- **WHAT IS EXPECTED**
Each line below is to be copied out exactly, and none may be omitted.

- **INFORMATION PROVIDED**
+ + + + + + +

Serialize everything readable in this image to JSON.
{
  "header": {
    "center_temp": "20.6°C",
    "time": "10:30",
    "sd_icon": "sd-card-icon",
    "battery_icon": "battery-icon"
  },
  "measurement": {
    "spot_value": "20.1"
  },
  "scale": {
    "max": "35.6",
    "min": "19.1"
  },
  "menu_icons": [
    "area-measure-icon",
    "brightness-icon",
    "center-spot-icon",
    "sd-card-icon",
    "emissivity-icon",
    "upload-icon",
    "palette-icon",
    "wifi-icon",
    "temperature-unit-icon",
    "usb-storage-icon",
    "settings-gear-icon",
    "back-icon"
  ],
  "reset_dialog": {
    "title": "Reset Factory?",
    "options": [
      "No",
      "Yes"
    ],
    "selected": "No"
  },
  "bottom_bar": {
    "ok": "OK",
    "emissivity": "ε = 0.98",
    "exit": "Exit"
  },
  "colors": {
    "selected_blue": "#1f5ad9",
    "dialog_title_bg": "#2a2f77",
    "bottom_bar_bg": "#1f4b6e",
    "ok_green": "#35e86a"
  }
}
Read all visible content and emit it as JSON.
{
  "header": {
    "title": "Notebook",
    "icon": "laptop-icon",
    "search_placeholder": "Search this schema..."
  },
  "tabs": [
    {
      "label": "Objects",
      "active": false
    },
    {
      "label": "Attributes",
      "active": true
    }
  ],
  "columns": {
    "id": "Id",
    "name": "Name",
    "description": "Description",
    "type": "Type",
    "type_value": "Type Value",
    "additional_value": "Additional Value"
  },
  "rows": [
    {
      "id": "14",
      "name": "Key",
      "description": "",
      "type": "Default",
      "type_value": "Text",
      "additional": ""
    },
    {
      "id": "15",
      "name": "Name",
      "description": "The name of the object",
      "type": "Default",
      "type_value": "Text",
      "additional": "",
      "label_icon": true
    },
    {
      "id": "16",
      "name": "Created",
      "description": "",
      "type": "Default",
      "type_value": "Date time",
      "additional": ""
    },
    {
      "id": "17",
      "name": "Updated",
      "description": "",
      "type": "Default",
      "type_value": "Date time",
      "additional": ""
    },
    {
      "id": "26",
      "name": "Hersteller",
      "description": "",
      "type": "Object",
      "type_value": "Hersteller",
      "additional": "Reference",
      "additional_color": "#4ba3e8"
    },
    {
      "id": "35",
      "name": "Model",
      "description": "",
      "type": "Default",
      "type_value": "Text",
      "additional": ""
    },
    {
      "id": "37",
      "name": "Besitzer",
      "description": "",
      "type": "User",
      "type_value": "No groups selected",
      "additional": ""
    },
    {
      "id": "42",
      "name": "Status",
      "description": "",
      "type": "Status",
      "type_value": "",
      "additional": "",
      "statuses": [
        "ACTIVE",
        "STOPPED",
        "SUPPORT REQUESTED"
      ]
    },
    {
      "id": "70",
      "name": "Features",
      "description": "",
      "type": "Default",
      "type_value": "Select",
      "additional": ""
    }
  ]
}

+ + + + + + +

- **YOUR SOLUTION**
Serialize everything readable in this image to JSON.
{
  "header": {
    "center_temp": "20.6°C",
    "time": "10:30",
    "sd_icon": "sd-card-icon",
    "battery_icon": "battery-icon"
  },
  "measurement": {
    "spot_value": "20.1"
  },
  "scale": {
    "max": "35.6",
    "min": "19.1"
  },
  "menu_icons": [
    "area-measure-icon",
    "brightness-icon",
    "center-spot-icon",
    "sd-card-icon",
    "emissivity-icon",
    "upload-icon",
    "palette-icon",
    "wifi-icon",
    "temperature-unit-icon",
    "usb-storage-icon",
    "settings-gear-icon",
    "back-icon"
  ],
  "reset_dialog": {
    "title": "Reset Factory?",
    "options": [
      "No",
      "Yes"
    ],
    "selected": "No"
  },
  "bottom_bar": {
    "ok": "OK",
    "emissivity": "ε = 0.98",
    "exit": "Exit"
  },
  "colors": {
    "selected_blue": "#1f5ad9",
    "dialog_title_bg": "#2a2f77",
    "bottom_bar_bg": "#1f4b6e",
    "ok_green": "#35e86a"
  }
}
Read all visible content and emit it as JSON.
{
  "header": {
    "title": "Notebook",
    "icon": "laptop-icon",
    "search_placeholder": "Search this schema..."
  },
  "tabs": [
    {
      "label": "Objects",
      "active": false
    },
    {
      "label": "Attributes",
      "active": true
    }
  ],
  "columns": {
    "id": "Id",
    "name": "Name",
    "description": "Description",
    "type": "Type",
    "type_value": "Type Value",
    "additional_value": "Additional Value"
  },
  "rows": [
    {
      "id": "14",
      "name": "Key",
      "description": "",
      "type": "Default",
      "type_value": "Text",
      "additional": ""
    },
    {
      "id": "15",
      "name": "Name",
      "description": "The name of the object",
      "type": "Default",
      "type_value": "Text",
      "additional": "",
      "label_icon": true
    },
    {
      "id": "16",
      "name": "Created",
      "description": "",
      "type": "Default",
      "type_value": "Date time",
      "additional": ""
    },
    {
      "id": "17",
      "name": "Updated",
      "description": "",
      "type": "Default",
      "type_value": "Date time",
      "additional": ""
    },
    {
      "id": "26",
      "name": "Hersteller",
      "description": "",
      "type": "Object",
      "type_value": "Hersteller",
      "additional": "Reference",
      "additional_color": "#4ba3e8"
    },
    {
      "id": "35",
      "name": "Model",
      "description": "",
      "type": "Default",
      "type_value": "Text",
      "additional": ""
    },
    {
      "id": "37",
      "name": "Besitzer",
      "description": "",
      "type": "User",
      "type_value": "No groups selected",
      "additional": ""
    },
    {
      "id": "42",
      "name": "Status",
      "description": "",
      "type": "Status",
      "type_value": "",
      "additional": "",
      "statuses": [
        "ACTIVE",
        "STOPPED",
        "SUPPORT REQUESTED"
      ]
    },
    {
      "id": "70",
      "name": "Features",
      "description": "",
      "type": "Default",
      "type_value": "Select",
      "additional": ""
    }
  ]
}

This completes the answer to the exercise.